Watershed Management

The word “watershed” introduced in 1920 was used for the “water parting boundaries”. Watershed is that land area which drains or contributes runoff to a common outlet. Watershed is defined as a geo-hydrological unit draining to a common point by a system of drains. All lands on earth are part of one watershed or other. Watershed is thus the land and water area, which contributes runoff to a common point. A watershed is an area of land and water bounded by a drainage divide within which the surface runoff collects and flows out of the watershed through a single outlet into a lager river or lake.

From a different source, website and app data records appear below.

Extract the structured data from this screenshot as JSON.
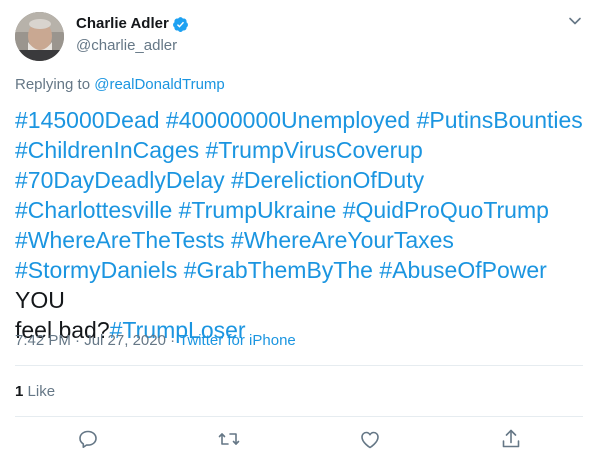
{
  "author": {
    "display_name": "Charlie Adler",
    "handle": "@charlie_adler",
    "verified": true
  },
  "reply": {
    "prefix": "Replying to",
    "mention": "@realDonaldTrump"
  },
  "body": {
    "line1": [
      "#145000Dead",
      "#40000000Unemployed",
      "#PutinsBounties"
    ],
    "line2": [
      "#ChildrenInCages",
      "#TrumpVirusCoverup"
    ],
    "line3": [
      "#70DayDeadlyDelay",
      "#DerelictionOfDuty"
    ],
    "line4": [
      "#Charlottesville",
      "#TrumpUkraine",
      "#QuidProQuoTrump"
    ],
    "line5": [
      "#WhereAreTheTests",
      "#WhereAreYourTaxes"
    ],
    "line6": [
      "#StormyDaniels",
      "#GrabThemByThe",
      "#AbuseOfPower"
    ],
    "plain_tail": "YOU",
    "line7_plain": "feel bad?",
    "line7_tag": "#TrumpLoser"
  },
  "meta": {
    "time": "7:42 PM",
    "date": "Jul 27, 2020",
    "separator": "·",
    "source": "Twitter for iPhone"
  },
  "stats": {
    "like_count": "1",
    "like_label": "Like"
  },
  "colors": {
    "link": "#1b95e0",
    "text": "#14171a",
    "muted": "#657786",
    "divider": "#e6ecf0",
    "verified": "#1da1f2"
  },
  "icons": {
    "reply": "reply-icon",
    "retweet": "retweet-icon",
    "like": "like-icon",
    "share": "share-icon",
    "caret": "chevron-down-icon",
    "verified": "verified-badge-icon"
  }
}
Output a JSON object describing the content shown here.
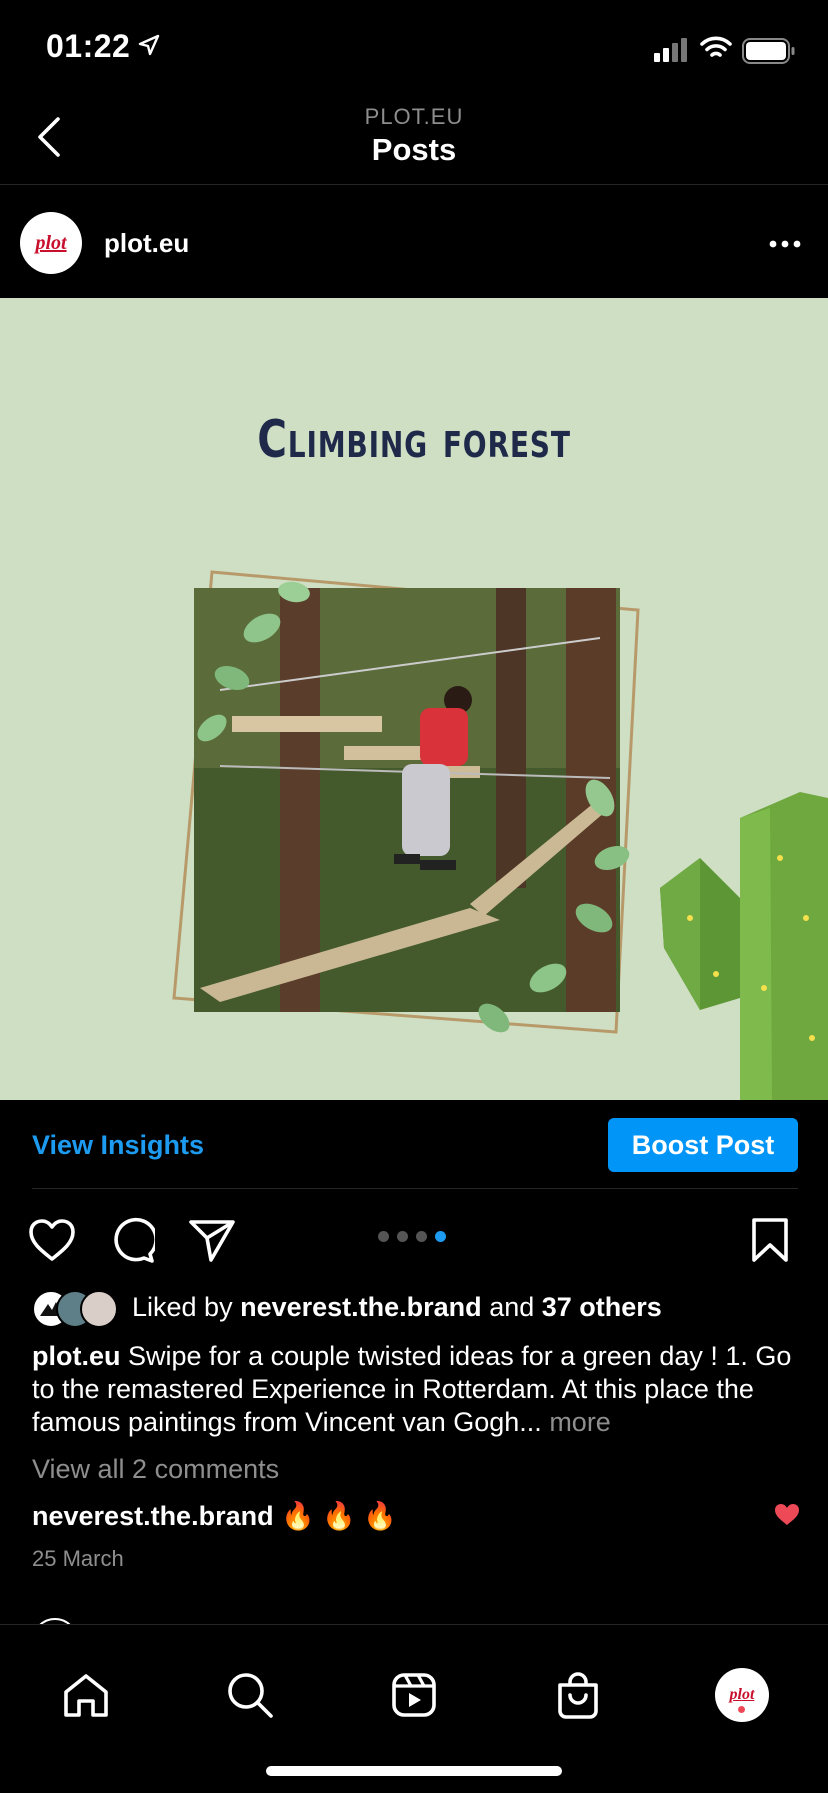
{
  "status_bar": {
    "time": "01:22"
  },
  "header": {
    "subtitle": "PLOT.EU",
    "title": "Posts"
  },
  "post": {
    "username": "plot.eu",
    "avatar_logo": "plot",
    "image_title": "Climbing forest",
    "insights_label": "View Insights",
    "boost_label": "Boost Post",
    "carousel": {
      "count": 4,
      "active_index": 3
    },
    "likes": {
      "prefix": "Liked by",
      "user": "neverest.the.brand",
      "and": "and",
      "others": "37 others"
    },
    "caption": {
      "username": "plot.eu",
      "text": "Swipe for a couple twisted ideas for a green day ! 1. Go to the remastered Experience in Rotterdam. At this place the famous paintings from Vincent van Gogh...",
      "more": "more"
    },
    "view_comments": "View all 2 comments",
    "comment": {
      "username": "neverest.the.brand",
      "text": "🔥 🔥 🔥"
    },
    "date": "25 March"
  },
  "tabbar": {
    "items": [
      "home-icon",
      "search-icon",
      "reels-icon",
      "shop-icon",
      "profile-avatar"
    ],
    "profile_logo": "plot"
  },
  "colors": {
    "accent": "#0095f6",
    "link": "#1d9bf0",
    "image_bg": "#cfdfc4",
    "title": "#1f2a4a",
    "heart": "#ed4956"
  }
}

  • Production of food, fodder, fuel.
  • Pollution control
  • Over exploitation of resources should be minimized
  • Water storage, flood control, checking sedimentation.
  • Wild life preservation
  • Erosion control and prevention of soil, degradation and conservation of soil and water.
  • Employment generation through industrial development dairy fishery production.


  • Macro watershed: 1000 -10,000 ha
  • Micro watershed: 100 -1000 ha
  • Mini watershed: 10 -100 ha
  • Mille watershed: 1 -10 ha

Main Components of Watershed

  • Soil and water conservation,
  • Water harvesting and water management,
  • Alternate land use system.

Watershed Management Practices:

In Terms of Purpose
Method and Accomplishment:
  • To increase infiltration
  • To increase water holding capacity
  • To prevent soil erosion
Vegetative measures/Agronomical measures:
  • Strip cropping
  • Pasture cropping
  • Grass land farming
  • Woodlands
Engineering measures/Structural practices:
  • Contour bunding
  • Terracing
  • Construction of earthen embankment
  • Construction of check dams
  • Construction of farm ponds
  • Construction of diversion
  • Gully controlling structure
  • Rock dam
  • Establishment of permanent grass and vegetation
  • Providing vegetative and stone barriers

Rainwater Harvesting:

Rainwater harvesting means collection and storage of rainwater by some mechanism to make water available for future use. An appreciable amount of precipitation, which is generally lost as surface flow, can be harvested and stored for useful purposes like drinking and providing supplemental irrigation to the crops.